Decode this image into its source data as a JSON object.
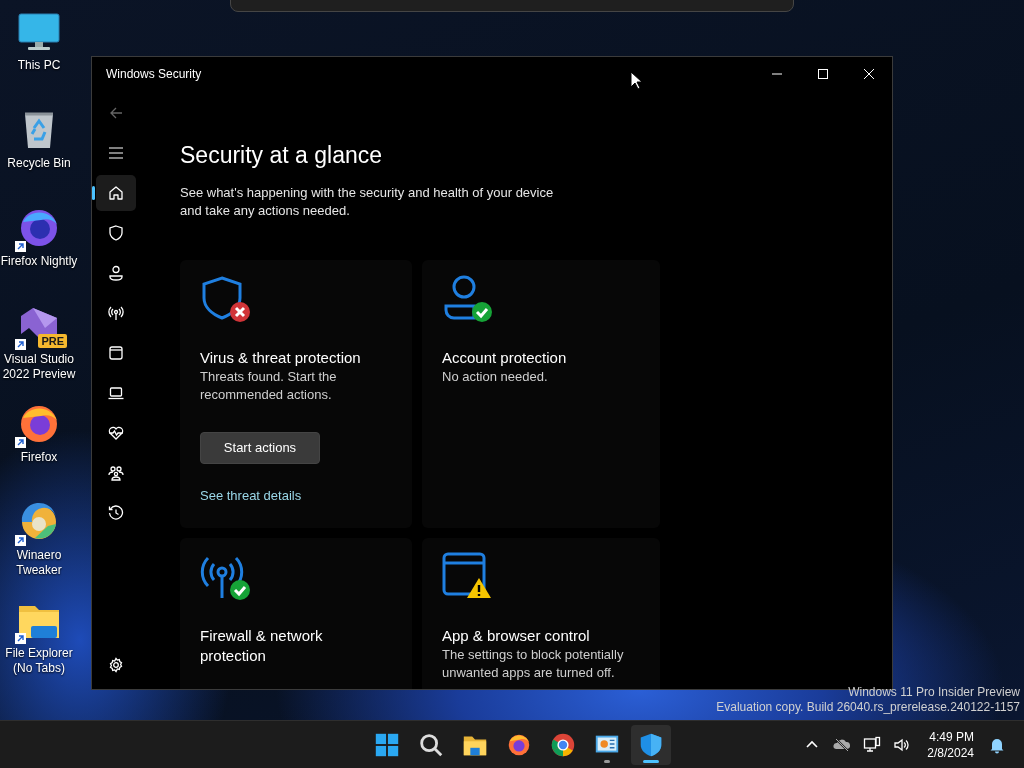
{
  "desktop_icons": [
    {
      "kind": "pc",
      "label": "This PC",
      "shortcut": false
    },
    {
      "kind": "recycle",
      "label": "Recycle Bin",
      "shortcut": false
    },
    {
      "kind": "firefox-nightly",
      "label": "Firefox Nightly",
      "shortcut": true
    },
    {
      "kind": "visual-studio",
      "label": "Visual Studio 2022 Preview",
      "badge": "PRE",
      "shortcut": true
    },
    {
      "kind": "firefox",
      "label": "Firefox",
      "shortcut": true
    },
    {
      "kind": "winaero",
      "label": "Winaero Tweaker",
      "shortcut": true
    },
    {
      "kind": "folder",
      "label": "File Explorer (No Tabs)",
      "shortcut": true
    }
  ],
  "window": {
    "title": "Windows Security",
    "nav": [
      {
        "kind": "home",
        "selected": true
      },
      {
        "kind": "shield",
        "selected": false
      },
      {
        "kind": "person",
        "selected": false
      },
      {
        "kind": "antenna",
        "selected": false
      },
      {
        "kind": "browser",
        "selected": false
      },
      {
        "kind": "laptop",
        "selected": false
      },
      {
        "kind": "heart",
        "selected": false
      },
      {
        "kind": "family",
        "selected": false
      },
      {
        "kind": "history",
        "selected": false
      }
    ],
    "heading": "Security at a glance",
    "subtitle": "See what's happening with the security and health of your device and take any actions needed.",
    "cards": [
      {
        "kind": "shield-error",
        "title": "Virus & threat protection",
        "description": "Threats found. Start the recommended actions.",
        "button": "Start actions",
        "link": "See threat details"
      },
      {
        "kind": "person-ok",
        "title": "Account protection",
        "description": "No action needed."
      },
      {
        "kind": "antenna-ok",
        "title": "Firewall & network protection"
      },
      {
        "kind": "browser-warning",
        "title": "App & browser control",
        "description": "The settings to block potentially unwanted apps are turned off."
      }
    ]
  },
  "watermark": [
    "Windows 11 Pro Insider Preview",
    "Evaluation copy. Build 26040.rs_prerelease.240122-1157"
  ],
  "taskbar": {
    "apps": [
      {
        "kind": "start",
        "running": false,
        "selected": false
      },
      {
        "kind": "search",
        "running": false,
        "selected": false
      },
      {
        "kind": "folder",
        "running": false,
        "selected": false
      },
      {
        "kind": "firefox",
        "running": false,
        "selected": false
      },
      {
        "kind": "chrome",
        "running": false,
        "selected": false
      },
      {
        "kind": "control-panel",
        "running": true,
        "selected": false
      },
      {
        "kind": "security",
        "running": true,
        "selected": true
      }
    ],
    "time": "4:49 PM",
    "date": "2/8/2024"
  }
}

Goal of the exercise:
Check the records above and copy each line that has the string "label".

Response to this exercise:
      "label": "This PC",
      "label": "Recycle Bin",
      "label": "Firefox Nightly",
      "label": "Visual Studio 2022 Preview",
      "label": "Firefox",
      "label": "Winaero Tweaker",
      "label": "File Explorer (No Tabs)",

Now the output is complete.